At 01:15am on Monday 9/7 a severe windstorm struck the City of Syracuse, County of Onondaga, and eight surrounding counties. Wind speeds were recorded at 70-90 mph, gusting to 115mph. The windstorm was comprised of a series of down bursts caused by an especially windy squall line of thunderstorms known as "derecho."
The City and County were declared disaster zones.
At S.U., structural damage was caused to several buildings, with the most severe at our South Campus residential complexes, where roofs and walls were blown off of buildings. All over campus, severe damage was caused by flying debris.
Syracuse University Ambulance personnel responded by scrambling six crews within one hour of the storm's onset. Using Health Service and Physical Plant vehicles, crews answered 18 calls in the first six hours. Because of downed trees and power lines, many of these calls were handled by EMT's on foot and in the dark. Our ambulances were blocked in most areas. Two of our dispatchers were assigned to assist the campus public safety communications center in handling incoming calls, while our dispatch center was staffed by additional personnel to manage incoming and outgoing telephone/radio traffic. Additional crews were assigned to campus shelters to assist students displaced by the storm. In all, 24 crew members and 4 supervisors were rotated through thirty hours of disaster operations.
At 08:00am this morning we were able to resume normal operations, though there remains significant cleanup on the campus and in the city. It is estimated that power in the near campus area will be off for several days.
We are using this incident to assess the effectiveness of our disaster contingency plan. We were pleased to find that just about all of the tenets of our existing plan worked well, though there were additional considerations that we had never thought of.

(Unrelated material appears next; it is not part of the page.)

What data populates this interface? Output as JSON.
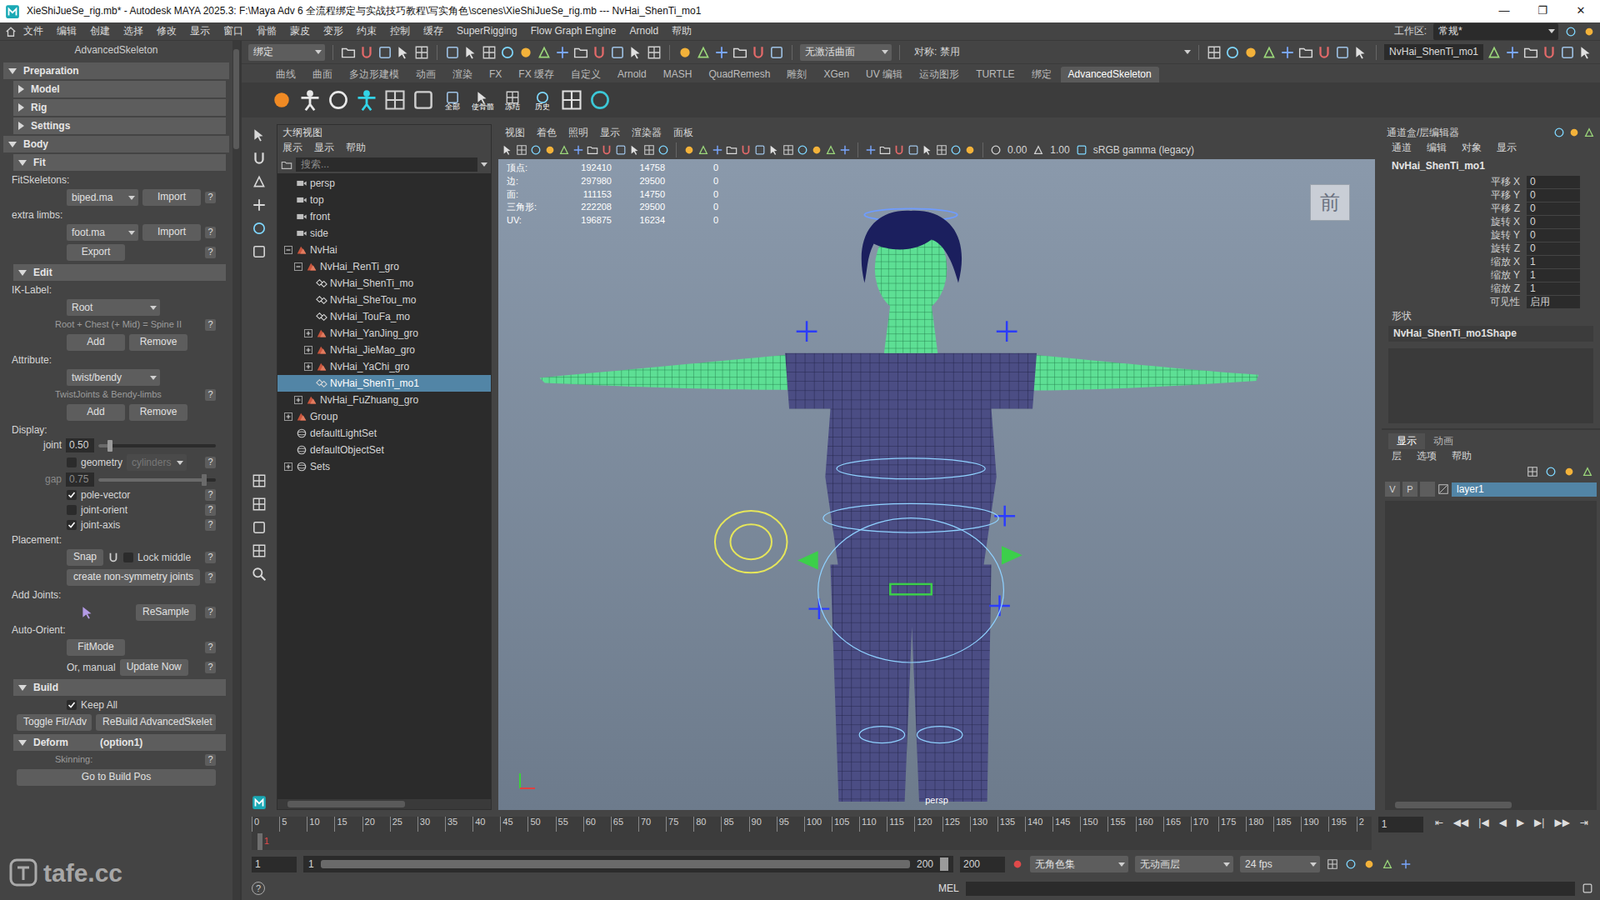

We would be pleased to make available a summary of the outcome of our assessment to assist other departments in considering issues for pre-planning your own campus. Please respond privately.
Robert Audet, NREMT-P
Syracuse University Health Services